Healthy school lunch efforts face daunting hurdles
By Lisa Baertlein
LOS ANGELES (Reuters) - School cafeteria meals like low-fat pizzas with whole grain crust don't taste too bad to Paola Villatoro, a 17-year-old at Downtown Magnet High School in Los Angeles.
"Some of it is pretty good," she said.
But West Adams Preparatory School student Alfredo Segura doesn't like them. "It tastes like prison food," said Segura, 16, as he and other students ate snacks at a fast-food joint near the school.
Los Angeles Unified School District is an anti-junk-food pioneer, but the obstacles it faces show how difficult it is to change habits shaped by decades of unhealthy eating promoted by the mammoth fast-food industry.
The district's food services department has thrown out deep-fat fryolators, added more fresh foods and reduced sodium in cafeteria meals. It also has outlawed sugary sodas and banished junk food vending machines on campus.
But enforcement has been spotty and fast-food chains and convenience stores wait outside school gates, eager to provide students with a fix.
Even though she likes some of the school meals, Villatoro joins friends for weekly lunches at a fast-food outlet across from the school.

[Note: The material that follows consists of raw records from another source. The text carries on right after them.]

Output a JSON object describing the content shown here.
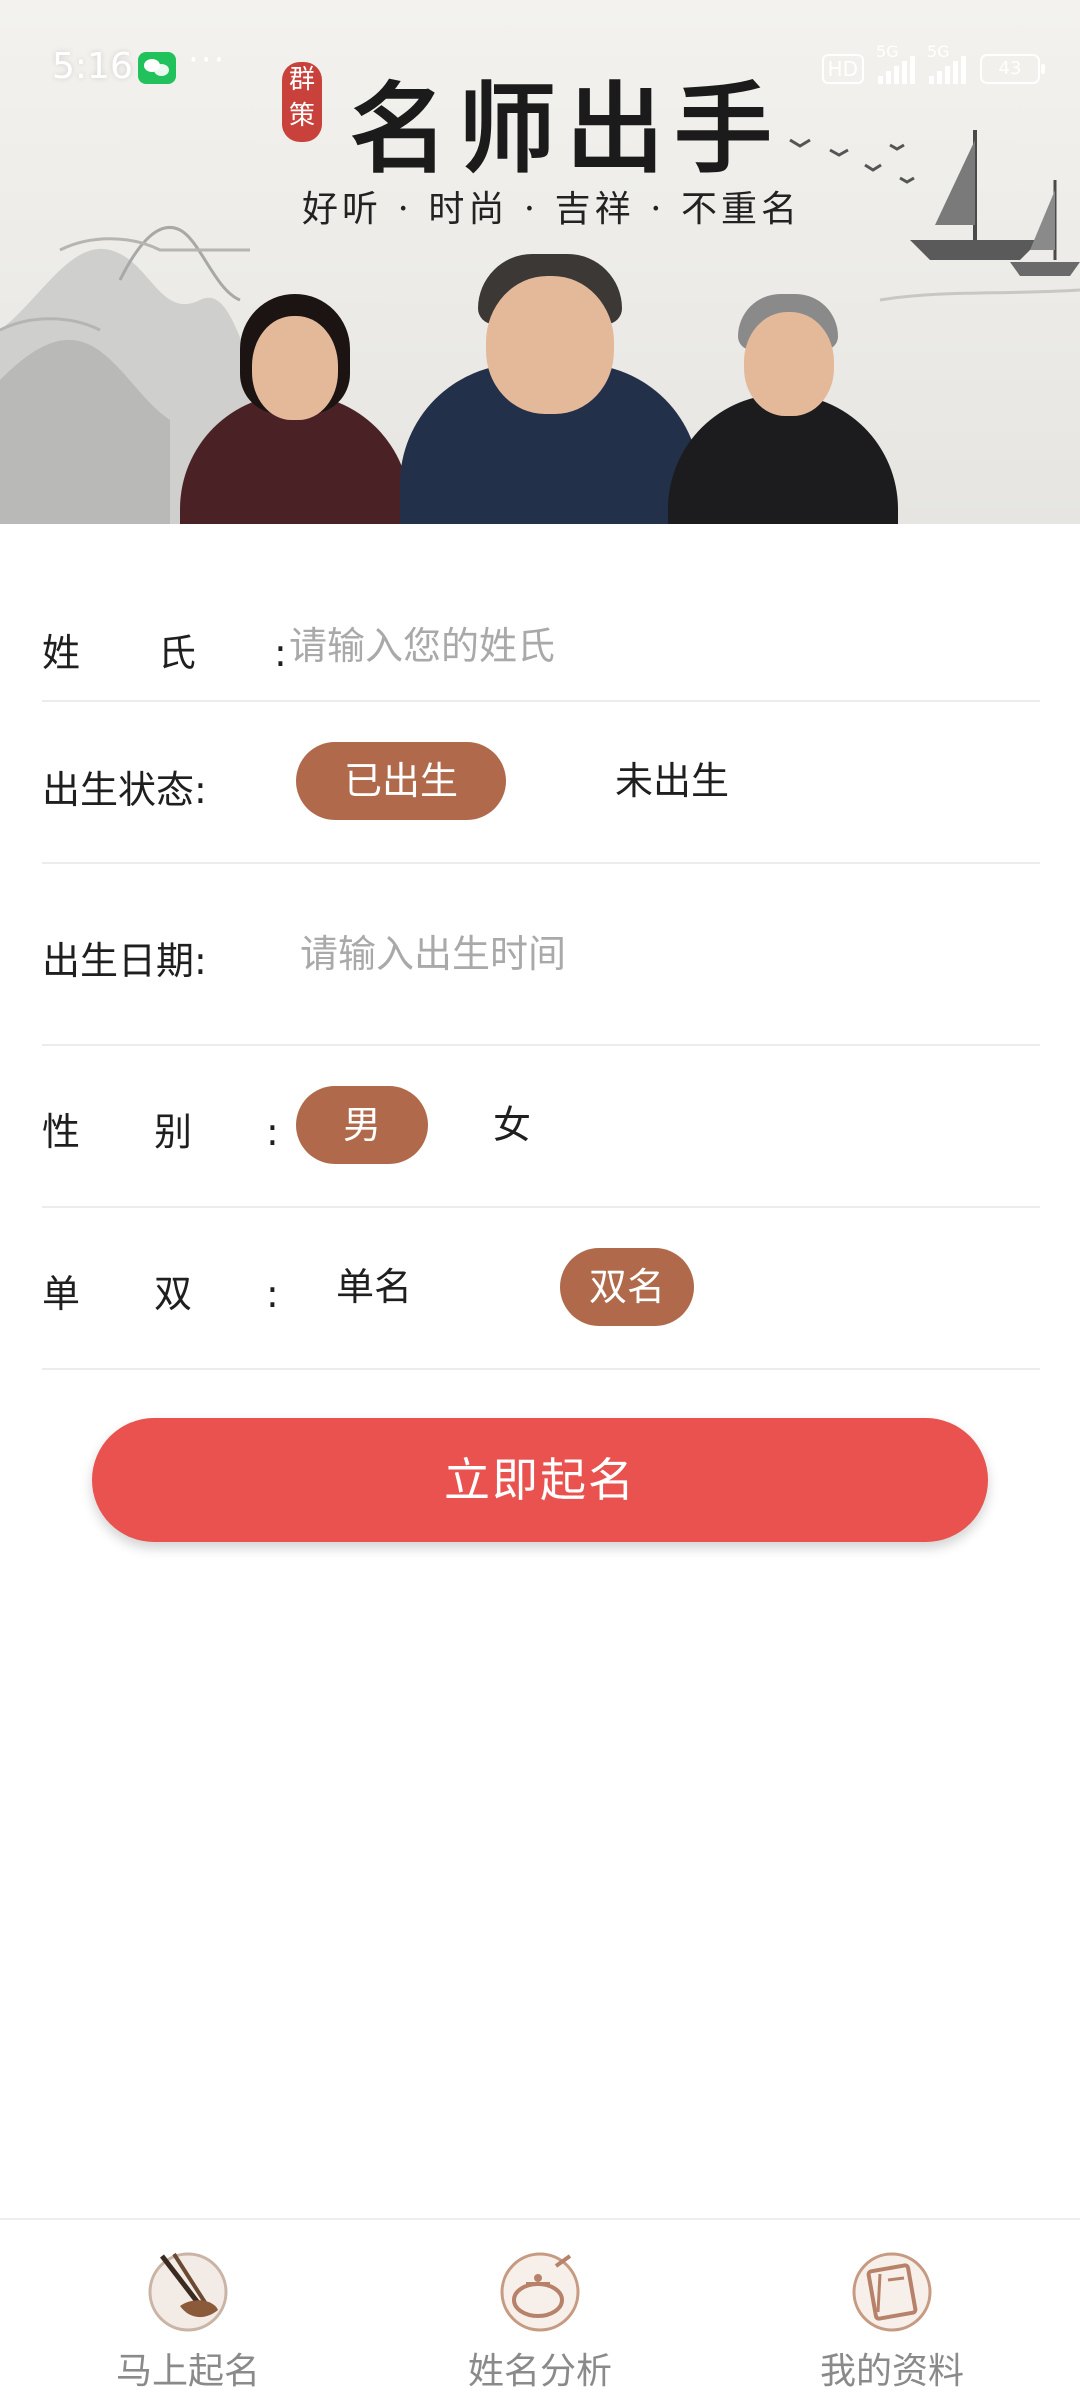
{
  "status_bar": {
    "time": "5:16",
    "more": "···",
    "hd": "HD",
    "sim1": "5G",
    "sim2": "5G",
    "battery": "43"
  },
  "banner": {
    "seal_text": "群策",
    "title": "名师出手",
    "subtitle": "好听 · 时尚 · 吉祥 · 不重名"
  },
  "form": {
    "surname": {
      "label": "姓氏:",
      "placeholder": "请输入您的姓氏",
      "value": ""
    },
    "birth_status": {
      "label": "出生状态:",
      "options": [
        "已出生",
        "未出生"
      ],
      "selected": "已出生"
    },
    "birth_date": {
      "label": "出生日期:",
      "placeholder": "请输入出生时间",
      "value": ""
    },
    "gender": {
      "label": "性别:",
      "options": [
        "男",
        "女"
      ],
      "selected": "男"
    },
    "name_length": {
      "label": "单双:",
      "options": [
        "单名",
        "双名"
      ],
      "selected": "双名"
    },
    "submit_label": "立即起名"
  },
  "tabbar": {
    "items": [
      {
        "label": "马上起名",
        "icon": "brush-icon"
      },
      {
        "label": "姓名分析",
        "icon": "teapot-icon"
      },
      {
        "label": "我的资料",
        "icon": "book-icon"
      }
    ]
  },
  "colors": {
    "accent_brown": "#b06a4b",
    "submit_red": "#e9524e",
    "seal_red": "#c8413a"
  }
}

The number of U.S. fast-food restaurants exploded to about 220,000 in 2001 from 30,000 in 1970. And over the last three decades, spending on fast food hit $110 billion from $6 billion, according the public-health focused nonprofit Trust for America's Health and the Robert Wood Johnson Foundation. Continued...